I’m not sure how much of this warm feeling has to do with the fact that we were ‘on holiday’, but damn is Edinburgh a nice place to be.

We stayed just off Broughton Street, right in downtown, and around the corner from Urban Angel. We went there for dessert on Friday, and it was so good we went back for breakfast the next morning.

Chiara kept trying to convince me to go back again – her soymilk rooibos cappuccino was something of a revelation.

I myself preferred the Artisan Roast for coffee.

Post-coffee, with wife asleep, I managed a short solo sojourn up Calton Hill, and the next day, down to the Scottish Parliament, and of course, see the Castle.

It was all very Scotch, and surprisingly French. Until we learned of the Six Nations Rugby Match that weekend. But the crowds of French rugby fans all over the city did little to dissuade us of the awesomeness of the town. The rain seemed romantic, as did the Scottish imperviousness to foul weather.

I love pubs. Chiara, not so much. But we managed to find, and dine, and drink in two lovely ones on the shore in Leith. In one day! The King’s Wark for drinks (where Chiara warmed her back on the fire) and I watched her warmth, and glance over her contented shoulder and see the glowing embers. I also enjoyed a dark delicious Caledonian ale.
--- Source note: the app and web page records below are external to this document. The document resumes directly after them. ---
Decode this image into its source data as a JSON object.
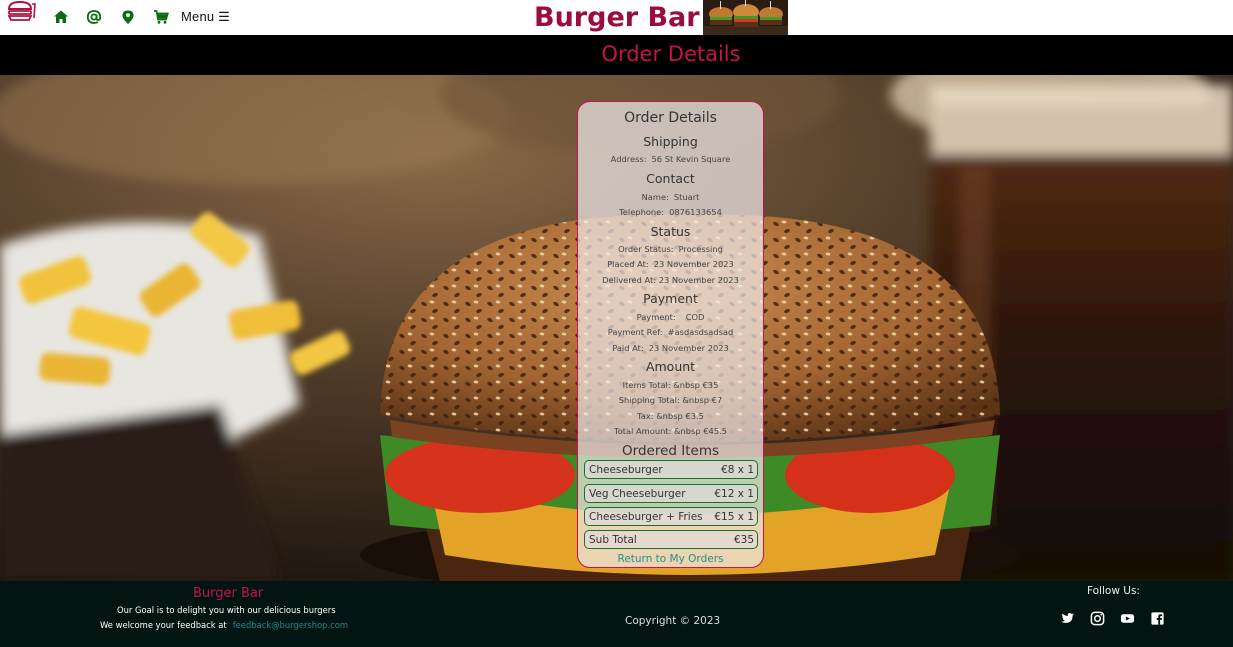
{
  "nav": {
    "menu_label": "Menu ☰",
    "brand": "Burger Bar",
    "icons": [
      "burger-logo-icon",
      "home-icon",
      "at-icon",
      "location-pin-icon",
      "cart-icon",
      "hamburger-menu-icon"
    ]
  },
  "page_title": "Order Details",
  "card": {
    "title": "Order Details",
    "shipping": {
      "heading": "Shipping",
      "address_label": "Address:",
      "address": "56 St Kevin Square"
    },
    "contact": {
      "heading": "Contact",
      "name_label": "Name:",
      "name": "Stuart",
      "phone_label": "Telephone:",
      "phone": "0876133654"
    },
    "status": {
      "heading": "Status",
      "order_status_label": "Order Status:",
      "order_status": "Processing",
      "placed_label": "Placed At:",
      "placed": "23 November 2023",
      "delivered_label": "Delivered At:",
      "delivered": "23 November 2023"
    },
    "payment": {
      "heading": "Payment",
      "method_label": "Payment:",
      "method": "COD",
      "ref_label": "Payment Ref:",
      "ref": "#asdasdsadsad",
      "paid_label": "Paid At:",
      "paid": "23 November 2023"
    },
    "amount": {
      "heading": "Amount",
      "items_total": "Items Total: &nbsp €35",
      "shipping_total": "Shipping Total: &nbsp €7",
      "tax": "Tax: &nbsp €3.5",
      "total": "Total Amount: &nbsp €45.5"
    },
    "ordered_items": {
      "heading": "Ordered Items",
      "items": [
        {
          "name": "Cheeseburger",
          "price": "€8 x 1"
        },
        {
          "name": "Veg Cheeseburger",
          "price": "€12 x 1"
        },
        {
          "name": "Cheeseburger + Fries",
          "price": "€15 x 1"
        }
      ],
      "subtotal_label": "Sub Total",
      "subtotal": "€35"
    },
    "return_link": "Return to My Orders"
  },
  "footer": {
    "brand": "Burger Bar",
    "goal": "Our Goal is to delight you with our delicious burgers",
    "feedback_prefix": "We welcome your feedback at",
    "feedback_email": "feedback@burgershop.com",
    "copyright": "Copyright © 2023",
    "follow": "Follow Us:",
    "social_icons": [
      "twitter-icon",
      "instagram-icon",
      "youtube-icon",
      "facebook-icon"
    ]
  },
  "colors": {
    "brand": "#9b0d3e",
    "accent": "#c4124e",
    "link": "#2a8e8a",
    "item_border": "#1e6e2a",
    "footer_bg": "#031513",
    "nav_icon": "#0b6b12"
  }
}
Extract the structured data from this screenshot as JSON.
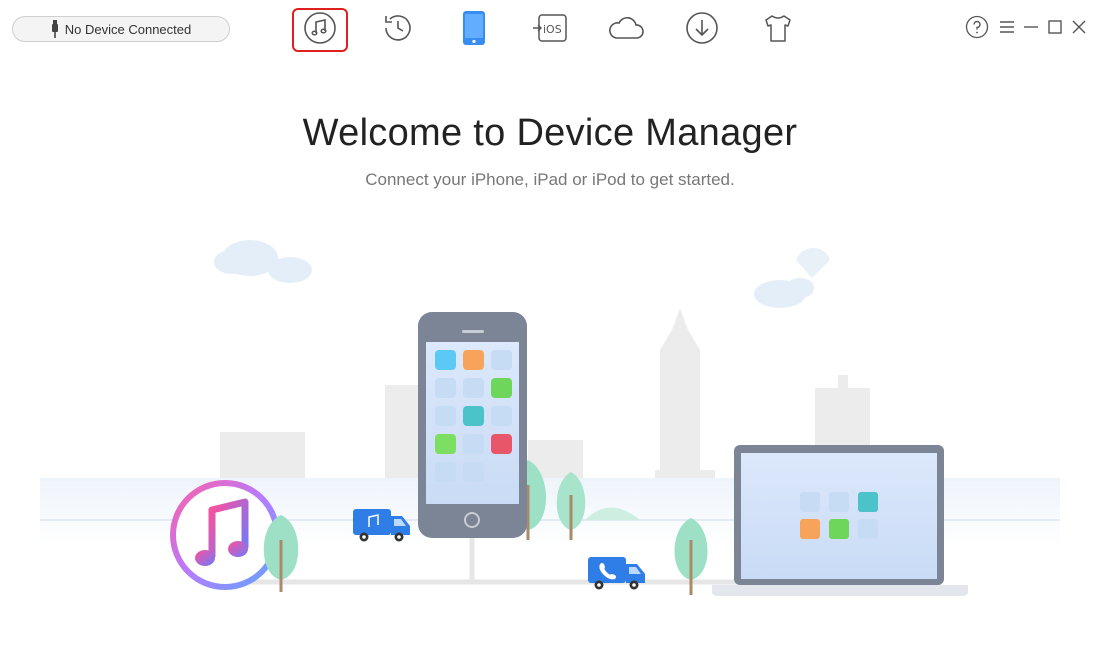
{
  "header": {
    "device_status": "No Device Connected"
  },
  "toolbar": {
    "items": [
      {
        "icon": "music-note-icon",
        "selected": true
      },
      {
        "icon": "history-backup-icon",
        "selected": false
      },
      {
        "icon": "phone-manager-icon",
        "selected": false
      },
      {
        "icon": "ios-transfer-icon",
        "selected": false
      },
      {
        "icon": "icloud-icon",
        "selected": false
      },
      {
        "icon": "download-icon",
        "selected": false
      },
      {
        "icon": "tshirt-icon",
        "selected": false
      }
    ],
    "ios_label": "iOS"
  },
  "window_controls": [
    "help-icon",
    "menu-icon",
    "minimize-icon",
    "maximize-icon",
    "close-icon"
  ],
  "main": {
    "title": "Welcome to Device Manager",
    "subtitle": "Connect your iPhone, iPad or iPod to get started."
  },
  "colors": {
    "accent_blue": "#3a8df0",
    "selection_red": "#e02020",
    "phone_body": "#7c8596",
    "tree_green": "#9ee0c6"
  }
}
Then we went to the bar up the street called The Shore. Dinner was delicious, and Chiara could again warm her back on the fire. A second perfect evening in a row.

I also managed to make my way to The Scotch Whisky Experience, which was, I think, important.

As a whisky experience goes, it was suprisingly enjoyable, impressively educational, and remarkably immersive. Climbing into a big whisky barrel and being led through the whisky production process by a projected ghost with a potent burr could be hit or miss, but for me, it was pretty fucking hit. The stretch where I went through the yeast was the best, although the cooling copper tubes were pretty great.

Between that barrel of good times, the tour of Scotland’s whisky regions, and the whisky tasting session, I now feel qualified to project the insufferable air of the whisky dilettante.

But hey, I also got to see the world’s largest collection of whiskies (3,384, if memory serves) so I think I know what I’m talking about. Plus I got a commemorative tasting glass.

A smoky peat-fired after-dinner tipple, anyone?

I saw snazzy kilts, buses with no rear exit door, drivers who interpret a flashing green walk signal as a cue to accelerate through the pedestrian crossings, and castles shrouded in mystery, history and fog.

Despite the hazardous traffic, the whole place projected a warm homey vibe. With tonnes of good veggie food, pub fare, and ales and whisky (and tales and whimsy) aplenty.

It was over too soon.

I sure hope to be back. For more strolls, fireside meals, and perhaps some Edinburgh Festival Fringe. My efforts to get myself to that fest recently doubled. And now, even more recently, redoubled.

Low note: I passed up an opportunity to have veggie haggis with whisky sauce and mash, at a beachside pub. Why? I have no idea.

But I will right that wrong on my next excursion, this I assure you.